Over the past year, emerging creatives across Los Angeles, Beijing, Bangkok, London, Chicago, and Washington, D.C., participated in and received career-building mentorships through Today at Apple Creative Studios. Participants gained hands-on experience, access to resources, and industry know-how, and used their learnings to create and present final projects to friends, family, and local communities. This month, Creative Studios D.C., LA, and Chicago will reach these exciting milestones and celebrate the work of their participants:
- In D.C., a collection of bilingual children’s books were created by emerging voices with guidance from Apple, Shout Mouse Press, and Latin American Youth Center. They will be published in print and available for free as ebooks on Apple Books come December 7.
- LA focused on developing the talents of musicians in partnership with Music Forward Foundation, Inner-City Arts, and Social Justice Learning Institute, and during their celebration will share their final music tracks and animated cover art, as well as hear from industry insiders, including Apple Music’s Zane Lowe.
- And in Chicago, with community partners Yollocalli Arts Reach and Instituto Justice and Leadership Academy, young adults in the Little Village neighborhood amplified their stories through photography and illustration. An exhibition of their final creations will be displayed at the Chicago Cultural Center from November 18 through December 10, in partnership with the Chicago Architecture Biennial.
“It has been so rewarding to see what these emerging young creatives can do with the tools and mentorship offered by our teams and incredible local partners,” said Deirdre O’Brien, Apple’s senior vice president of Retail + People. “We can’t wait for their friends, family, and local communities to get together to experience their final projects, and celebrate what they’ve accomplished.”
Ahead of their celebrations, below are just a few of these young creatives’ stories:

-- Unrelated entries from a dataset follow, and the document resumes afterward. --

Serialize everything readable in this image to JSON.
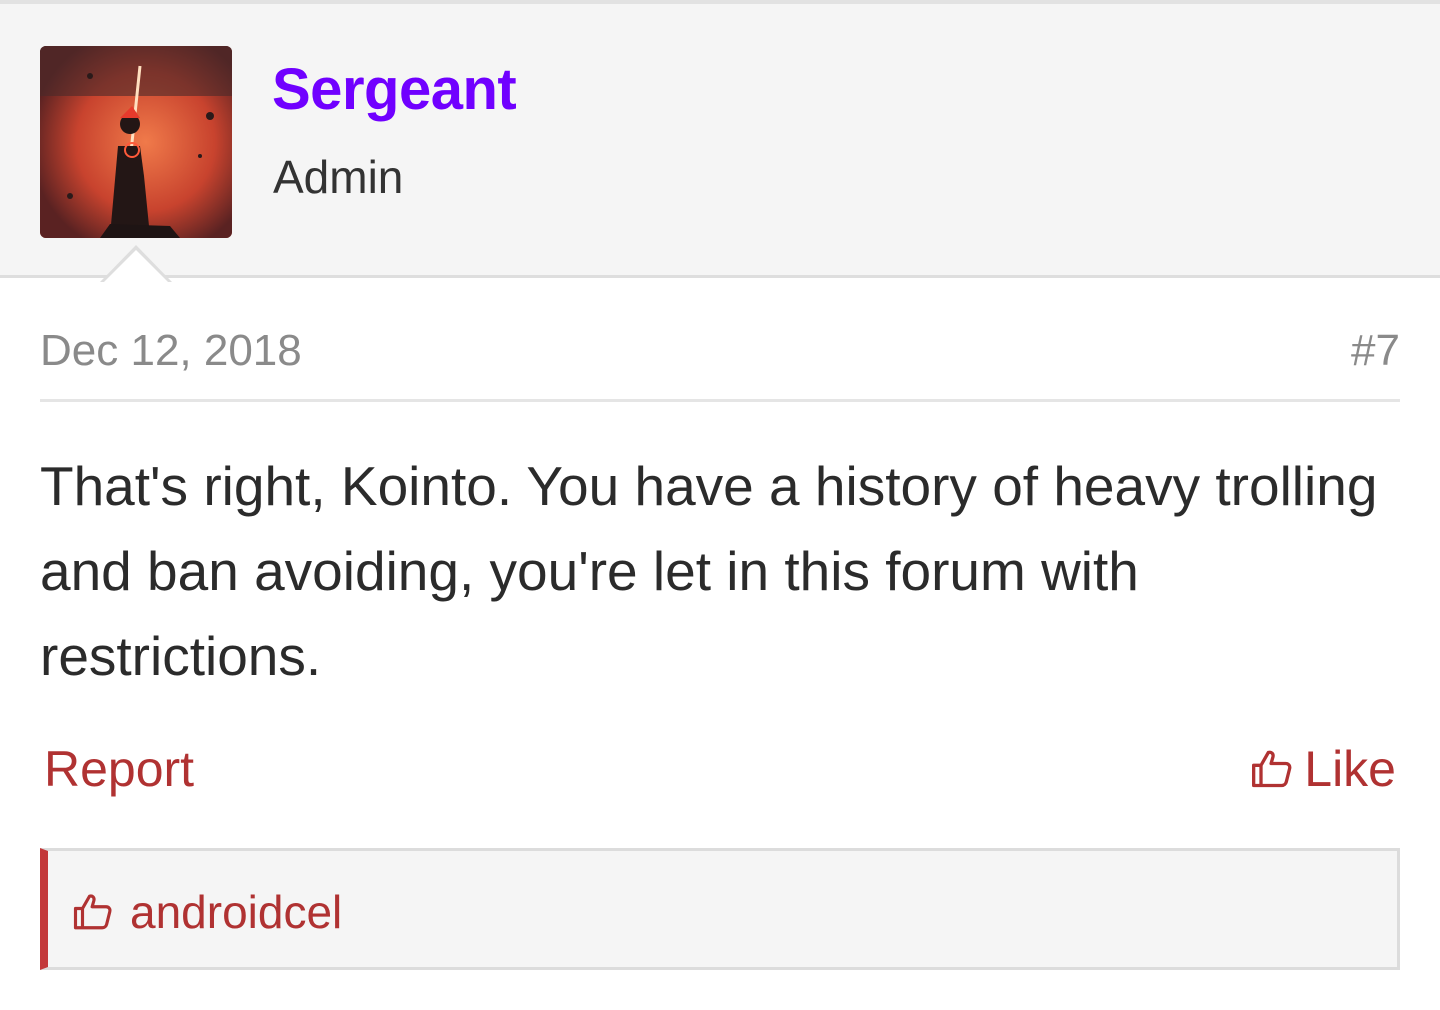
{
  "post": {
    "username": "Sergeant",
    "user_title": "Admin",
    "date": "Dec 12, 2018",
    "number": "#7",
    "message": "That's right, Kointo. You have a history of heavy trolling and ban avoiding, you're let in this forum with restrictions.",
    "report_label": "Report",
    "like_label": "Like"
  },
  "likes": {
    "users": [
      "androidcel"
    ]
  },
  "colors": {
    "username": "#7000ff",
    "link": "#b03232",
    "likes_accent": "#c3383a",
    "header_bg": "#f5f5f5"
  },
  "icons": {
    "like": "thumbs-up-icon",
    "avatar": "avatar-image"
  }
}
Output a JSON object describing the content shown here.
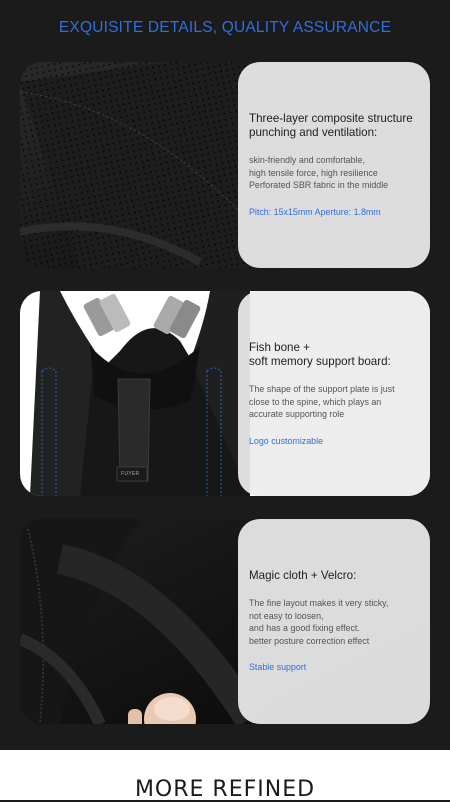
{
  "header": {
    "title": "EXQUISITE DETAILS, QUALITY ASSURANCE"
  },
  "cards": [
    {
      "title_line1": "Three-layer composite structure",
      "title_line2": "punching and ventilation:",
      "body": [
        "skin-friendly and comfortable,",
        "high tensile force, high resilience",
        "Perforated SBR fabric in the middle"
      ],
      "accent": "Pitch: 15x15mm Aperture: 1.8mm"
    },
    {
      "title_line1": "Fish bone +",
      "title_line2": "soft memory support board:",
      "body": [
        "The shape of the support plate is just",
        "close to the spine, which plays an",
        "accurate supporting role"
      ],
      "accent": "Logo customizable",
      "photo_label": "FUYER"
    },
    {
      "title_line1": "Magic cloth + Velcro:",
      "body": [
        "The fine layout makes it very sticky,",
        "not easy to loosen,",
        "and has a good fixing effect.",
        "better posture correction effect"
      ],
      "accent": "Stable support"
    }
  ],
  "footer": {
    "title": "MORE REFINED"
  },
  "colors": {
    "accent": "#2f6fe0",
    "panel": "#ececec",
    "background": "#1b1b1b"
  }
}
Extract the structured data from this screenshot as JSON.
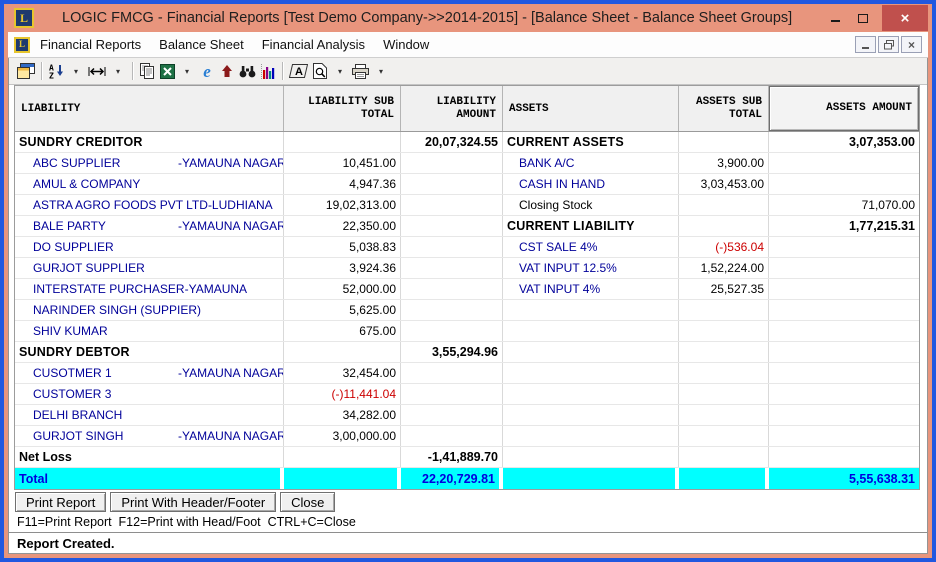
{
  "window": {
    "title": "LOGIC FMCG - Financial Reports  [Test Demo Company->>2014-2015] - [Balance Sheet - Balance Sheet Groups]",
    "app_icon_letter": "L",
    "controls": {
      "close_glyph": "×"
    }
  },
  "menu": {
    "items": [
      {
        "label": "Financial Reports"
      },
      {
        "label": "Balance Sheet"
      },
      {
        "label": "Financial Analysis"
      },
      {
        "label": "Window"
      }
    ]
  },
  "mdi_controls": {
    "close_glyph": "×"
  },
  "toolbar": {
    "icons": [
      "report-window",
      "sort-az",
      "column-width",
      "copy",
      "export-excel",
      "internet-explorer",
      "move-up",
      "find",
      "chart",
      "font",
      "print-preview",
      "print"
    ]
  },
  "colors": {
    "desktop_border": "#2158e0",
    "titlebar": "#e8957d",
    "close_red": "#c0504d",
    "detail_text": "#000099",
    "negative": "#cc0000",
    "total_bg": "#00ffff",
    "total_text": "#0000dd"
  },
  "table": {
    "headers": [
      "LIABILITY",
      "LIABILITY SUB TOTAL",
      "LIABILITY AMOUNT",
      "ASSETS",
      "ASSETS SUB TOTAL",
      "ASSETS AMOUNT"
    ],
    "rows": [
      {
        "l": {
          "name": "SUNDRY CREDITOR",
          "style": "group",
          "amt": "20,07,324.55"
        },
        "r": {
          "name": "CURRENT ASSETS",
          "style": "group",
          "amt": "3,07,353.00"
        }
      },
      {
        "l": {
          "name": "ABC SUPPLIER",
          "loc": "-YAMAUNA NAGAR",
          "style": "detail",
          "sub": "10,451.00"
        },
        "r": {
          "name": "BANK A/C",
          "style": "detail",
          "sub": "3,900.00"
        }
      },
      {
        "l": {
          "name": "AMUL & COMPANY",
          "style": "detail",
          "sub": "4,947.36"
        },
        "r": {
          "name": "CASH IN HAND",
          "style": "detail",
          "sub": "3,03,453.00"
        }
      },
      {
        "l": {
          "name": "ASTRA AGRO FOODS PVT LTD",
          "loc": "-LUDHIANA",
          "style": "detail",
          "sub": "19,02,313.00"
        },
        "r": {
          "name": "Closing Stock",
          "style": "plain",
          "amt": "71,070.00"
        }
      },
      {
        "l": {
          "name": "BALE PARTY",
          "loc": "-YAMAUNA NAGAR",
          "style": "detail",
          "sub": "22,350.00"
        },
        "r": {
          "name": "CURRENT LIABILITY",
          "style": "group",
          "amt": "1,77,215.31"
        }
      },
      {
        "l": {
          "name": "DO SUPPLIER",
          "style": "detail",
          "sub": "5,038.83"
        },
        "r": {
          "name": "CST SALE 4%",
          "style": "detail",
          "sub": "(-)536.04",
          "neg": true
        }
      },
      {
        "l": {
          "name": "GURJOT SUPPLIER",
          "style": "detail",
          "sub": "3,924.36"
        },
        "r": {
          "name": "VAT INPUT 12.5%",
          "style": "detail",
          "sub": "1,52,224.00"
        }
      },
      {
        "l": {
          "name": "INTERSTATE PURCHASER",
          "loc": "-YAMAUNA",
          "style": "detail",
          "sub": "52,000.00"
        },
        "r": {
          "name": "VAT INPUT 4%",
          "style": "detail",
          "sub": "25,527.35"
        }
      },
      {
        "l": {
          "name": "NARINDER SINGH (SUPPIER)",
          "style": "detail",
          "sub": "5,625.00"
        },
        "r": {}
      },
      {
        "l": {
          "name": "SHIV KUMAR",
          "style": "detail",
          "sub": "675.00"
        },
        "r": {}
      },
      {
        "l": {
          "name": "SUNDRY DEBTOR",
          "style": "group",
          "amt": "3,55,294.96"
        },
        "r": {}
      },
      {
        "l": {
          "name": "CUSOTMER 1",
          "loc": "-YAMAUNA NAGAR",
          "style": "detail",
          "sub": "32,454.00"
        },
        "r": {}
      },
      {
        "l": {
          "name": "CUSTOMER 3",
          "style": "detail",
          "sub": "(-)11,441.04",
          "neg": true
        },
        "r": {}
      },
      {
        "l": {
          "name": "DELHI BRANCH",
          "style": "detail",
          "sub": "34,282.00"
        },
        "r": {}
      },
      {
        "l": {
          "name": "GURJOT SINGH",
          "loc": "-YAMAUNA NAGAR",
          "style": "detail",
          "sub": "3,00,000.00"
        },
        "r": {}
      },
      {
        "l": {
          "name": "Net Loss",
          "style": "net",
          "amt": "-1,41,889.70"
        },
        "r": {}
      }
    ],
    "total": {
      "label": "Total",
      "liability_amount": "22,20,729.81",
      "assets_amount": "5,55,638.31"
    }
  },
  "buttons": [
    {
      "label": "Print Report"
    },
    {
      "label": "Print With Header/Footer"
    },
    {
      "label": "Close"
    }
  ],
  "hint": "F11=Print Report  F12=Print with Head/Foot  CTRL+C=Close",
  "status": "Report Created."
}
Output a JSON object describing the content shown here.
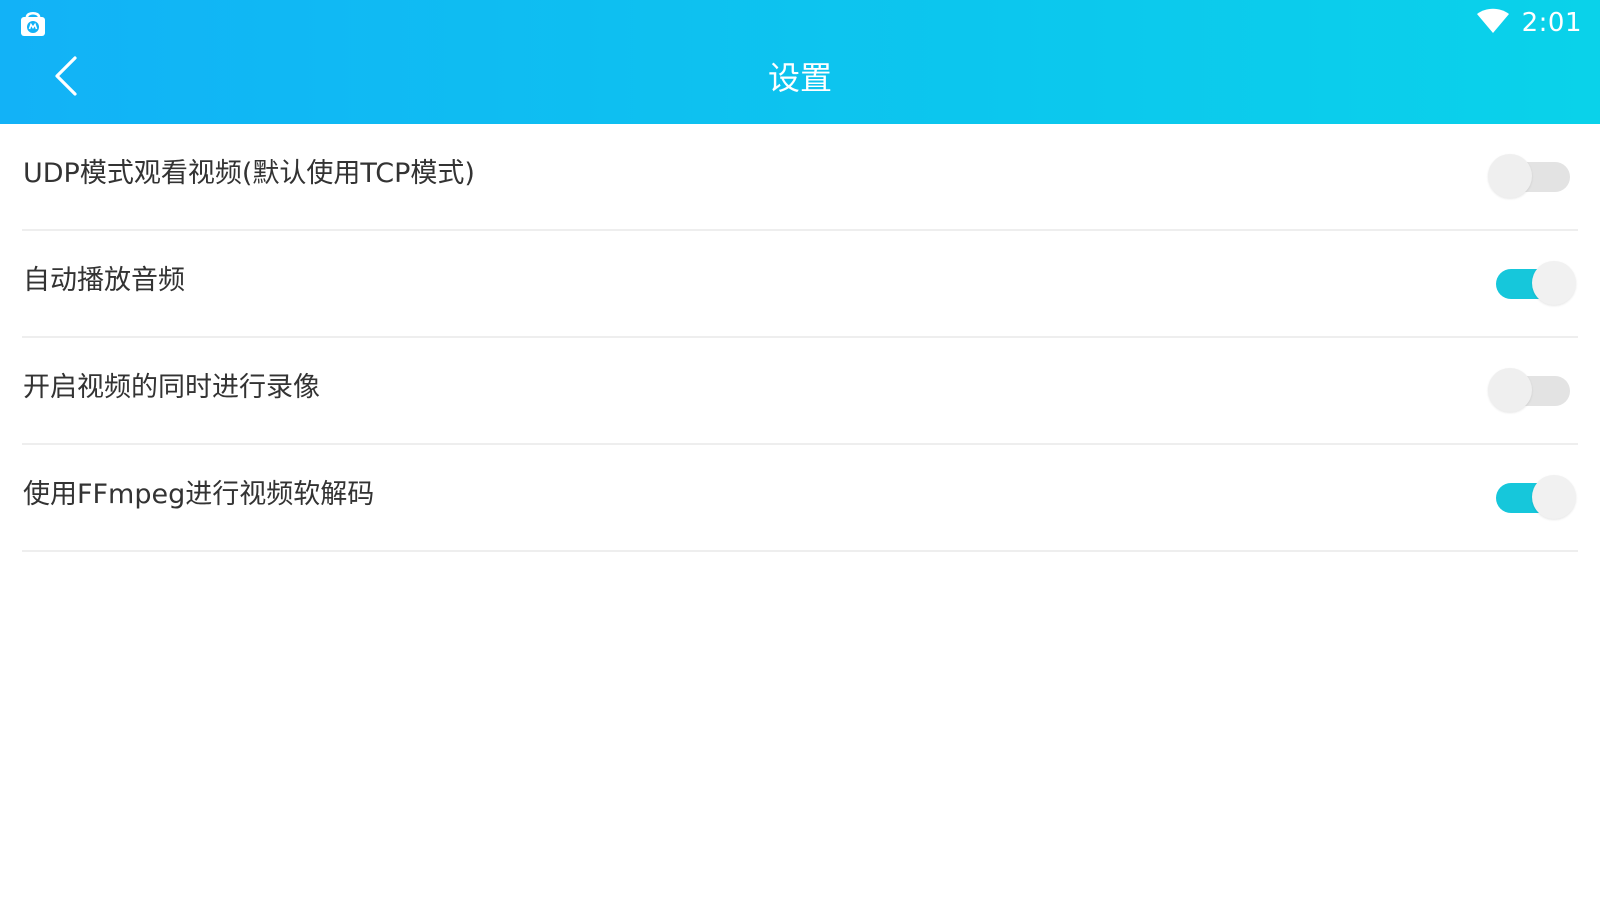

“At times my different cultures seem to be fighting with one another, and we wanted to write a book to reflect that.” – Joy Ugwu, Creative Studios – D.C.
Co-authors Joy Ugwu and Tseganesh Chala come from mixed cultures with Nigerian, Jamaican, Ethiopian, and American roots, and in “Joy-Grace and the Dress Dilemma,” they wanted to write a book about the challenges and beauty of having a multicultural identity. Their main character, Joy-Grace, is faced with choosing a garment to reflect her background for culture day at school, but her family is from Nigeria, Jamaica, and Ethiopia, so she struggles with how to represent them all.“We want the book to relate to everyone, whether you are multicultural, from a different country, or even if you don’t come from a mixed background, something we all do relate to and struggle with in different ways is identity,” said Ugwu. “I hope this book brings comfort to young people who read it.”
“Meeting my idols Syd and D Smoke and getting to know about their process inspired my own creativity.” – Hannah Abrahim, Creative Studios – LA
When Hannah Abrahim joined Creative Studios – LA, she’d already been actively pursuing her dreams as a singer-songwriter, but wanted to enhance her skills. Abrahim’s work throughout the program resulted in her final project song, “Fantasy,” which started as a love letter to the city of LA, but soon became a love letter to its people. LA is full of individuals who share multicultural ethnic backgrounds like herself, and she wanted it to be empowering for them. The bridge sung in Spanish not only speaks to the large Latin population living in LA, but also Abrahim’s own Puerto Rican heritage.Abrahim wants to continue to hone her craft as an artist singer-songwriter, and pursue that full time eventually. She’s currently working on polishing, producing, and recording her debut EP. “I understand the weight music carries in society and how impactful it can be,” said Abrahim. “When people find an artist they really love, they hold on to every word, and I want to use my music to spread goodness and light.”
“I want to use the skills I have now to go even further with my photography.” – Jazmin Delgado, Creative Studios – Chicago
Jazmin Delgado studied photography at the University of Illinois Chicago, but had moved away from it upon graduating. “Creative Studios made me want to continue photography again,” she said. “My photography focuses on documentation of my city, my family, and as I continue to develop my craft, I feel like I am better understanding my own family’s history through these photographs.”As a result, Delgado has been working on a brand of bags called Fiera — a Spanish word to describe a fierce woman — that incorporates hyper-masculine and hyper-feminine qualities seen through the traditional Mexican textiles she uses alongside elements like metal and steel.Her final project features photography of her brand and echoes the dichotomy she feels between her Mexican and American cultures. Delgado’s imagery hopes to convey her identity through a new generation of women who are expressing themselves in a raw, “don’t mess with me” kind of way, with a uniquely Chicago feel.
About Today at Apple Creative Studios
Today at Apple Creative Studios builds on Apple’s history of providing free educational programming in Apple Store locations worldwide through Today at Apple. Apple, community partners, and mentors take participants through a curriculum of hands-on sessions, insider industry knowledge, and career mentorship to develop their creative skills, nurture participants’ self-expression, and encourage them to spark social change within their own communities.